“Finding Our Place: Women in the Arts 1983-1990” is now open to the public, and University students are encouraged to visit. The exhibit will be on display from Jan. 26 to Feb. 24.
The exhibit features artists from the the Association of Women in the Arts. It’s meant as a sort of reunion for members who were there at the beginning of the organization, a way to show respect for Baton Rouge trailblazers.
The exhibit, curated by Mary Pramuk, displays work from 23 artists, in a variety of styles. Artists got to choose which ones to display, most choosing a combination of old and new work. The art ranges from landscapes to portrait, from technical to emotional styles said Kristin Krolak, director of LSU School of Art Galleries.
“It’s everything — portraits, everything you can think of, but it’s all very beautiful and vivacious and it’s really great," Krolak said. "It’s a really cool show if you get a chance to check it out. It just zings. All these different people’s points of views, they make a really good harmony together. It’s a beautiful show and it’s really exciting to see everyone.”
AWA, formed in 1984 after the 1983 First Annual Exhibition of Louisiana Women Artists, was a crucial resource for female artists who needed opportunities and platforms to showcase their work. Krolak said that it was a refuge for women who weren’t often seen as real artists.
“For some reason people didn’t take them seriously," Krolak said. "These were people who were serious artists, they really wanted to make a living as artists. In fact, most of the people in the show are still working as artists.”
Working in a time that wasn’t as friendly toward female artists, AWA was both a support network for women as well as an important force for the local art scene. AWA advocated for work made by women to be used in museums, and created exhibits for women to display their art.
AWA also collaborated with other organizations to promote the arts and worked on local art projects. Krolak said the AWA helped to promote equality and showcase Baton Rouge talent.
“There’s a lot of successful artists of both genders now, and I think a lot of this groundwork for women was laid by these intrepid women 30 years ago," Krolak said. :I just think it’s exciting. A lot of people underestimate the amount of talent in Baton Rouge."
Krolak wants to bring attention to these artists, saying that efforts like theirs have helped greatly in making local art scenes more inclusive. Now that art exhibits are more likely to accept work from both men and women, she says it’s important to acknowledge those who worked to be seen.

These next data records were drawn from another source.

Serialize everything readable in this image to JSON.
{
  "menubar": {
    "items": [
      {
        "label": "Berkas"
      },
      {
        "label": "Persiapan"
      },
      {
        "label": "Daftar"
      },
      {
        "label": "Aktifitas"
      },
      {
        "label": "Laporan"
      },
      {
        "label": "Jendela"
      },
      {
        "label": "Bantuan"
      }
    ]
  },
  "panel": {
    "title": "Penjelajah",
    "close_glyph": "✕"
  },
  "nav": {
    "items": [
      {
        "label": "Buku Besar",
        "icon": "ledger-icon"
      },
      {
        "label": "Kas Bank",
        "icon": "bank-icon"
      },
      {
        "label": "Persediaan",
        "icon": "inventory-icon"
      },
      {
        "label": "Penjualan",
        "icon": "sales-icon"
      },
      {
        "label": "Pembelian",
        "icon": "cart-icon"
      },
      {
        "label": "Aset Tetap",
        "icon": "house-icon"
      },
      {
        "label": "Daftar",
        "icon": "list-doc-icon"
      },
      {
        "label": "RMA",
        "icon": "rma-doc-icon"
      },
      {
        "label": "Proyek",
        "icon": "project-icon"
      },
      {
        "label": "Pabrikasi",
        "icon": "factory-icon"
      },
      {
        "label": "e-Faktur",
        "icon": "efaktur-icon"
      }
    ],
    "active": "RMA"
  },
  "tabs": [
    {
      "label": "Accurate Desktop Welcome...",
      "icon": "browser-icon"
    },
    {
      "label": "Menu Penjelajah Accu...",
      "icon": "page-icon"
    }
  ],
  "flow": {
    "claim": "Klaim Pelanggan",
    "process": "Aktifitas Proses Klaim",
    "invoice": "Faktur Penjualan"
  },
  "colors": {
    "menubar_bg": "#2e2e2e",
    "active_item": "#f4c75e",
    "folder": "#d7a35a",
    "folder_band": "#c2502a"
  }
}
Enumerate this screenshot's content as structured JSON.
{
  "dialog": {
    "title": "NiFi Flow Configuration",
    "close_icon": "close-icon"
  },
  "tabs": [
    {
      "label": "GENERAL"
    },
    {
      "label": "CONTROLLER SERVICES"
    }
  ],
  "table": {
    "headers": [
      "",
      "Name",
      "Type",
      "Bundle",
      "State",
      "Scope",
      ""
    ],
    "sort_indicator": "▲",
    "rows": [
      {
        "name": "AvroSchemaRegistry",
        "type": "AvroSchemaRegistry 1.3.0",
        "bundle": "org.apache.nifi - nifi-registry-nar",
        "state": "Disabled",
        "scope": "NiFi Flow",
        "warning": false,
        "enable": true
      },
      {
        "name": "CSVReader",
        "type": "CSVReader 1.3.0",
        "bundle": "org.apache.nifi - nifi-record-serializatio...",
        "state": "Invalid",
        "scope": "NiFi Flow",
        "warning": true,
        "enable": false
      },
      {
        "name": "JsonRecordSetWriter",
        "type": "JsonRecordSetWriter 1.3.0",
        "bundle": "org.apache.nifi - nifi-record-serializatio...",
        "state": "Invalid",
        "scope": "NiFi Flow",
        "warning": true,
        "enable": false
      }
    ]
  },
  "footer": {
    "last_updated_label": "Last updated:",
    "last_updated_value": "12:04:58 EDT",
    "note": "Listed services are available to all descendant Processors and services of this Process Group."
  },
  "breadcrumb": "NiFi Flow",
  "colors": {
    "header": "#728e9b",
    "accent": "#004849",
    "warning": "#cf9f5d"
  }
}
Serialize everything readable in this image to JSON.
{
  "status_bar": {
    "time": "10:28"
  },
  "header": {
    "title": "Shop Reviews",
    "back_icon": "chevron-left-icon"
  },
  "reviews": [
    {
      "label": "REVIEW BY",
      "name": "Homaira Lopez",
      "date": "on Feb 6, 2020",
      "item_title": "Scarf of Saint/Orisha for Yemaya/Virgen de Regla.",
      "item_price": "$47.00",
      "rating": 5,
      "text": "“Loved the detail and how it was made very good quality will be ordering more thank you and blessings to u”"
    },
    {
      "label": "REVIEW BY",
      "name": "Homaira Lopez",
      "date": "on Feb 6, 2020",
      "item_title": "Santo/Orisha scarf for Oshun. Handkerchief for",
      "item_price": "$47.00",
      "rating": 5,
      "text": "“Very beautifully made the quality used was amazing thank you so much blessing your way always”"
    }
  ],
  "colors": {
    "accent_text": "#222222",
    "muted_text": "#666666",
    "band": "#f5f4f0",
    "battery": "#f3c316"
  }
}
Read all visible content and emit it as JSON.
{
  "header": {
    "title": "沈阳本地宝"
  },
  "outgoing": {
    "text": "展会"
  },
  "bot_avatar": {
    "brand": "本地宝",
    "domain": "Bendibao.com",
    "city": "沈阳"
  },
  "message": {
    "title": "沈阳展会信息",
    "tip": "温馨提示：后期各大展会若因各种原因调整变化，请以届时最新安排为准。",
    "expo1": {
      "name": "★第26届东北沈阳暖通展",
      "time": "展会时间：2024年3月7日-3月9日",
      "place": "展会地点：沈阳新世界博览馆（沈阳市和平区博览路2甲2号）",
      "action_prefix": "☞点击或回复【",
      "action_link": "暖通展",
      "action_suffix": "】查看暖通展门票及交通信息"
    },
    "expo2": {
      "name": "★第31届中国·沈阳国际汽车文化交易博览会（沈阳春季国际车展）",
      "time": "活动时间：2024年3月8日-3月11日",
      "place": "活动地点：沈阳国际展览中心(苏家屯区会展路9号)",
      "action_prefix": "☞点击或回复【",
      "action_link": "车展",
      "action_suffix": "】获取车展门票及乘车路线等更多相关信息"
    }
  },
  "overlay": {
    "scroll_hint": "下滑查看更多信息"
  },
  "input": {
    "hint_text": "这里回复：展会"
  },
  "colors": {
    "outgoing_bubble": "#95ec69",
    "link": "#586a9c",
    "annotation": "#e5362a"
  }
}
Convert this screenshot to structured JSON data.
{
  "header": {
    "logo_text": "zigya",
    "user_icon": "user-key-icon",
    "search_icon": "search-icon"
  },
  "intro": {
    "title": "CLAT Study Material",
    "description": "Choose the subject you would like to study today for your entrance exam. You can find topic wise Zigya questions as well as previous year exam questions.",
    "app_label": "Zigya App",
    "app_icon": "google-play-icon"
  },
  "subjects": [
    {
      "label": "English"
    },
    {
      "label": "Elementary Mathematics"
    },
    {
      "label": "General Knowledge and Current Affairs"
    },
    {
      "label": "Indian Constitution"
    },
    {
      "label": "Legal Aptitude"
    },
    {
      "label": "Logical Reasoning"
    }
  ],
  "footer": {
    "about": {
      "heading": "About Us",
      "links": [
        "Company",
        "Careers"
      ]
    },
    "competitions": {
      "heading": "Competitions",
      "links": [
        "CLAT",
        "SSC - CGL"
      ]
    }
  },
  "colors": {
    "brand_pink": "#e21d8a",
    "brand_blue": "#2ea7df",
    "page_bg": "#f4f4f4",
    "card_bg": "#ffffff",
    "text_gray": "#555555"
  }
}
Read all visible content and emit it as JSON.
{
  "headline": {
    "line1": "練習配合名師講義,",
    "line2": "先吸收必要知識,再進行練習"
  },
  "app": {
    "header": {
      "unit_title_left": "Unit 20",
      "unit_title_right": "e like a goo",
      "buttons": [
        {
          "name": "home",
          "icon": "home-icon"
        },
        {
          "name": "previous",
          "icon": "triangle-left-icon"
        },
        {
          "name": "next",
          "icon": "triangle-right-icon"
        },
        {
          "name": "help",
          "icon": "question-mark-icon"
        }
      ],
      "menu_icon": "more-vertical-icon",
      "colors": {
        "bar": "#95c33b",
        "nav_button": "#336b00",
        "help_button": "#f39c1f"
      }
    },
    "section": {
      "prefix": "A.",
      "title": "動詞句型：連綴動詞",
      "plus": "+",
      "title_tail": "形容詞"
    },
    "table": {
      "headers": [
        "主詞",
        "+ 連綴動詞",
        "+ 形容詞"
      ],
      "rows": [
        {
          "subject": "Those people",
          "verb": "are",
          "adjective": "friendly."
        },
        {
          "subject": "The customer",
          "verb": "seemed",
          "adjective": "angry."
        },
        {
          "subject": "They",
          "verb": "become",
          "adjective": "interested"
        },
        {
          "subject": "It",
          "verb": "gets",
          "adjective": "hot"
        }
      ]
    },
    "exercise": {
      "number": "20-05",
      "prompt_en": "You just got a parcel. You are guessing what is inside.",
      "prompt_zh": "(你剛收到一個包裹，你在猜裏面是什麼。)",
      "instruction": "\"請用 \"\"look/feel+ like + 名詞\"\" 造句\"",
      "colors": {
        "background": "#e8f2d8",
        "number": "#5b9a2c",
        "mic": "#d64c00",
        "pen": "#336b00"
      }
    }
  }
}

“It’s changing now, and at some point, we won’t have to have shows that are women shows because they’ll show all the artists in the same light,” Krolak said. “We’re in a transitional period, so I just wanted to give some respect to these ladies who were badasses.”